[[ The input open ]]

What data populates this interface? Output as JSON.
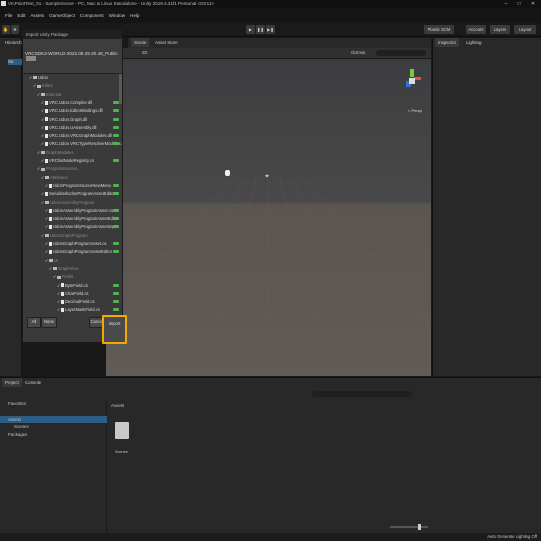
{
  "window": {
    "title": "VrcPointTest_01 - SampleScene - PC, Mac & Linux Standalone - Unity 2019.4.31f1 Personal <DX11>"
  },
  "menu": [
    "File",
    "Edit",
    "Assets",
    "GameObject",
    "Component",
    "Window",
    "Help"
  ],
  "toolbar": {
    "plastic": "Plastic SCM",
    "account": "Account",
    "layers": "Layers",
    "layout": "Layout"
  },
  "hierarchy": {
    "tab": "Hierarchy",
    "item": "Sa"
  },
  "scene": {
    "tabs": [
      "Scene",
      "Asset Store"
    ],
    "shading": "2D",
    "gizmos": "Gizmos",
    "persp": "< Persp"
  },
  "inspector": {
    "tabs": [
      "Inspector",
      "Lighting"
    ]
  },
  "dialog": {
    "title": "Import Unity Package",
    "package": "VRCSDK3-WORLD-2022.08.29.20.48_Public",
    "items": [
      {
        "label": "Udon",
        "level": 0,
        "type": "folder",
        "dim": false,
        "new": false
      },
      {
        "label": "Editor",
        "level": 1,
        "type": "folder",
        "dim": true,
        "new": false
      },
      {
        "label": "External",
        "level": 2,
        "type": "folder",
        "dim": true,
        "new": false
      },
      {
        "label": "VRC.Udon.Compiler.dll",
        "level": 3,
        "type": "file",
        "dim": false,
        "new": true
      },
      {
        "label": "VRC.Udon.EditorBindings.dll",
        "level": 3,
        "type": "file",
        "dim": false,
        "new": true
      },
      {
        "label": "VRC.Udon.Graph.dll",
        "level": 3,
        "type": "file",
        "dim": false,
        "new": true
      },
      {
        "label": "VRC.Udon.UAssembly.dll",
        "level": 3,
        "type": "file",
        "dim": false,
        "new": true
      },
      {
        "label": "VRC.Udon.VRCGraphModules.dll",
        "level": 3,
        "type": "file",
        "dim": false,
        "new": true
      },
      {
        "label": "VRC.Udon.VRCTypeResolverModules.dll",
        "level": 3,
        "type": "file",
        "dim": false,
        "new": true
      },
      {
        "label": "GraphModules",
        "level": 2,
        "type": "folder",
        "dim": true,
        "new": false
      },
      {
        "label": "VRChatNodeRegistry.cs",
        "level": 3,
        "type": "file",
        "dim": false,
        "new": true
      },
      {
        "label": "ProgramSources",
        "level": 2,
        "type": "folder",
        "dim": true,
        "new": false
      },
      {
        "label": "Attributes",
        "level": 3,
        "type": "folder",
        "dim": true,
        "new": false
      },
      {
        "label": "UdonProgramSourceNewMenu",
        "level": 4,
        "type": "file",
        "dim": false,
        "new": true
      },
      {
        "label": "SerializedUdonProgramAssetEditor",
        "level": 3,
        "type": "file",
        "dim": false,
        "new": true
      },
      {
        "label": "UdonAssemblyProgram",
        "level": 3,
        "type": "folder",
        "dim": true,
        "new": false
      },
      {
        "label": "UdonAssemblyProgramAsset.cs",
        "level": 4,
        "type": "file",
        "dim": false,
        "new": true
      },
      {
        "label": "UdonAssemblyProgramAssetEditor",
        "level": 4,
        "type": "file",
        "dim": false,
        "new": true
      },
      {
        "label": "UdonAssemblyProgramAssetImp",
        "level": 4,
        "type": "file",
        "dim": false,
        "new": true
      },
      {
        "label": "UdonGraphProgram",
        "level": 3,
        "type": "folder",
        "dim": true,
        "new": false
      },
      {
        "label": "UdonGraphProgramAsset.cs",
        "level": 4,
        "type": "file",
        "dim": false,
        "new": true
      },
      {
        "label": "UdonGraphProgramAssetEditor",
        "level": 4,
        "type": "file",
        "dim": false,
        "new": true
      },
      {
        "label": "UI",
        "level": 4,
        "type": "folder",
        "dim": true,
        "new": false
      },
      {
        "label": "GraphView",
        "level": 5,
        "type": "folder",
        "dim": true,
        "new": false
      },
      {
        "label": "Fields",
        "level": 6,
        "type": "folder",
        "dim": true,
        "new": false
      },
      {
        "label": "ByteField.cs",
        "level": 7,
        "type": "file",
        "dim": false,
        "new": true
      },
      {
        "label": "CharField.cs",
        "level": 7,
        "type": "file",
        "dim": false,
        "new": true
      },
      {
        "label": "DecimalField.cs",
        "level": 7,
        "type": "file",
        "dim": false,
        "new": true
      },
      {
        "label": "LayerMaskField.cs",
        "level": 7,
        "type": "file",
        "dim": false,
        "new": true
      }
    ],
    "buttons": {
      "all": "All",
      "none": "None",
      "cancel": "Cancel",
      "import": "Import"
    }
  },
  "project": {
    "tabs": [
      "Project",
      "Console"
    ],
    "tree": [
      "Favorites",
      "Assets",
      "Scenes",
      "Packages"
    ],
    "assets_header": "Assets",
    "folder_label": "Scenes"
  },
  "status": {
    "text": "Auto Generate Lighting Off"
  },
  "colors": {
    "highlight": "#f2a900",
    "new_badge": "#4fb350"
  }
}
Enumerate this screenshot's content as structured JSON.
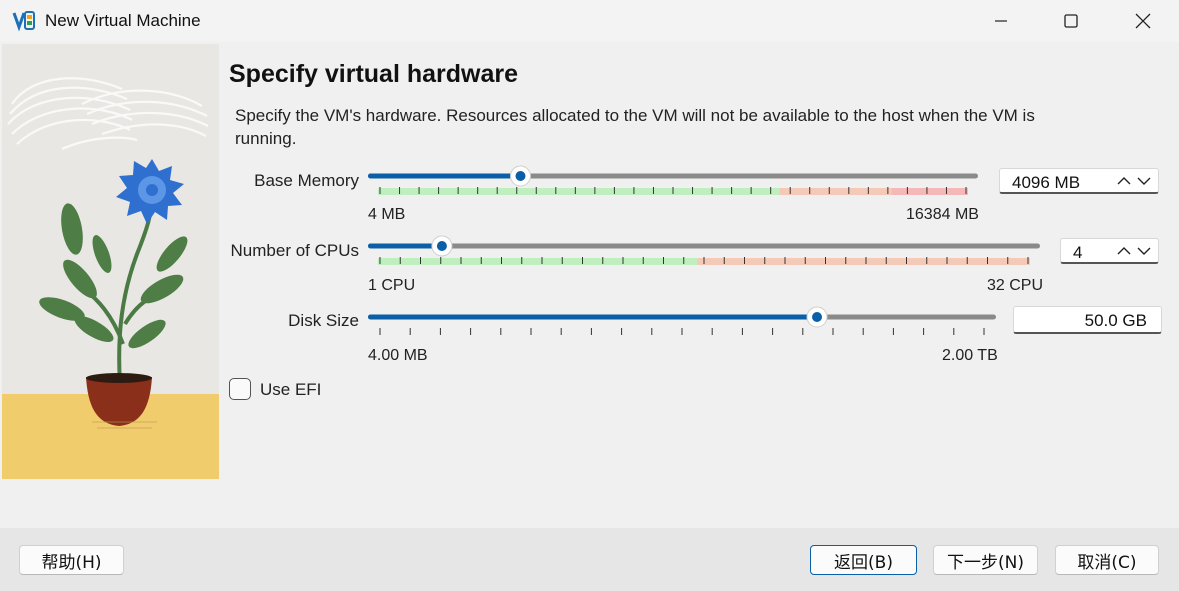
{
  "window": {
    "title": "New Virtual Machine",
    "icon": "virtualbox-icon"
  },
  "page": {
    "title": "Specify virtual hardware",
    "description": "Specify the VM's hardware. Resources allocated to the VM will not be available to the host when the VM is running."
  },
  "base_memory": {
    "label": "Base Memory",
    "value": "4096 MB",
    "min_label": "4 MB",
    "max_label": "16384 MB",
    "fraction": 0.25
  },
  "cpus": {
    "label": "Number of CPUs",
    "value": "4",
    "min_label": "1 CPU",
    "max_label": "32 CPU",
    "fraction": 0.11
  },
  "disk": {
    "label": "Disk Size",
    "value": "50.0 GB",
    "min_label": "4.00 MB",
    "max_label": "2.00 TB",
    "fraction": 0.715
  },
  "use_efi": {
    "label": "Use EFI",
    "checked": false
  },
  "buttons": {
    "help": "帮助(H)",
    "back": "返回(B)",
    "next": "下一步(N)",
    "cancel": "取消(C)"
  },
  "colors": {
    "accent": "#0a5fa8",
    "track": "#8a8a8a",
    "green_zone": "#bfeebf",
    "orange_zone": "#f5c9b8",
    "red_zone": "#f4b8b8"
  }
}
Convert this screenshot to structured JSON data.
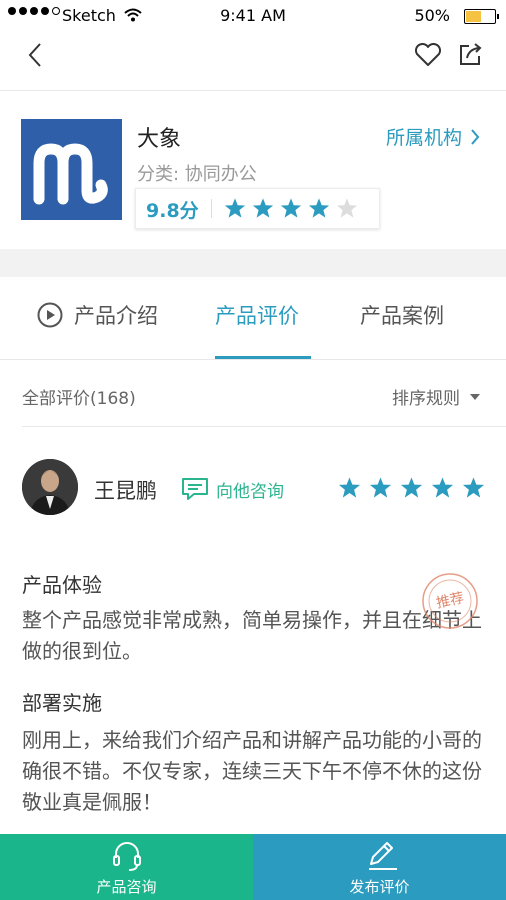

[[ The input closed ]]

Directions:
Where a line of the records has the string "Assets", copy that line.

Written response:
    "Assets",
      "Assets",
    "assets_header": "Assets",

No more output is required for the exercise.